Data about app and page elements
=== Begin Enclosure ===
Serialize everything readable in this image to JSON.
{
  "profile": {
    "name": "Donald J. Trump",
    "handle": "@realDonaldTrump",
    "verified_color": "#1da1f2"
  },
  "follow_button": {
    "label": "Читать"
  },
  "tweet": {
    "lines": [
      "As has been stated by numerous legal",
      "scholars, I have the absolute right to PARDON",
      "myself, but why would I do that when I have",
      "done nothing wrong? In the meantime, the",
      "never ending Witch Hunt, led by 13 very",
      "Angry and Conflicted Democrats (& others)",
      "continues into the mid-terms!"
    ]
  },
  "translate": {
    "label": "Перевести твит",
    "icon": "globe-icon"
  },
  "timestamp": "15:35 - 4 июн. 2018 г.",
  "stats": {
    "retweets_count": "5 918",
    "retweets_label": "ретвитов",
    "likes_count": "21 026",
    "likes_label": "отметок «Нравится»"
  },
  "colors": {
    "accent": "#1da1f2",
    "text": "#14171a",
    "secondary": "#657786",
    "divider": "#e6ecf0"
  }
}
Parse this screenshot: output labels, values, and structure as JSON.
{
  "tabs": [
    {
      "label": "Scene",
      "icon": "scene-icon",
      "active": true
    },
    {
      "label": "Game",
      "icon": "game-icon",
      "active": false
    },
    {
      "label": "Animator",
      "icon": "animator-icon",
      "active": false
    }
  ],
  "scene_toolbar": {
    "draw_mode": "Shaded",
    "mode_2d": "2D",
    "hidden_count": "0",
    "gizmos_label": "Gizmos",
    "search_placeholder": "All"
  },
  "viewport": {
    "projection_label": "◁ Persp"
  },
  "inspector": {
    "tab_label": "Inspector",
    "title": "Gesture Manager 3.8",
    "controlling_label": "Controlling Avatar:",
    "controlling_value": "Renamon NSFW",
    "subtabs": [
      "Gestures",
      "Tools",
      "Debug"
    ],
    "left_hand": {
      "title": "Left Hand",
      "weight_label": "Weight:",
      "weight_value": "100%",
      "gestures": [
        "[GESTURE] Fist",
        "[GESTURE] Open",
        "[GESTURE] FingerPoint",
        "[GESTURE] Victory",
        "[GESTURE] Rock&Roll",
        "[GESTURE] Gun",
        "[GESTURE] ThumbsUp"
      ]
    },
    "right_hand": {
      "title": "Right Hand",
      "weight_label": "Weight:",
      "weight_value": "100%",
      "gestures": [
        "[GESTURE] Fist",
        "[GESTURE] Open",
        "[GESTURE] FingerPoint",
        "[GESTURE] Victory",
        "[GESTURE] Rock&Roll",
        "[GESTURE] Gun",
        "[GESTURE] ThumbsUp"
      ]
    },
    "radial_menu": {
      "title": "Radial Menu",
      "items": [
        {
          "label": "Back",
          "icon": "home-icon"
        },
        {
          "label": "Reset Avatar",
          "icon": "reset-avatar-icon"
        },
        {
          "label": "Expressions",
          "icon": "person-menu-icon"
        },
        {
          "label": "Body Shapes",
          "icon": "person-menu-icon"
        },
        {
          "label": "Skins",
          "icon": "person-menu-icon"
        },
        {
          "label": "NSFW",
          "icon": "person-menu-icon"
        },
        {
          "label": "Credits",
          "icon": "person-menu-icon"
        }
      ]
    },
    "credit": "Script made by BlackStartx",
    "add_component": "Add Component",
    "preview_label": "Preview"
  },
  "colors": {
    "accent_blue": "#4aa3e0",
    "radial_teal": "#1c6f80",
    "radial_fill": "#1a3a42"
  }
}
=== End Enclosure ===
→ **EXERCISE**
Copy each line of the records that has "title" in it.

→ **ANSWER TO THIS TASK**
    "title": "Gesture Manager 3.8",
      "title": "Left Hand",
      "title": "Right Hand",
      "title": "Radial Menu",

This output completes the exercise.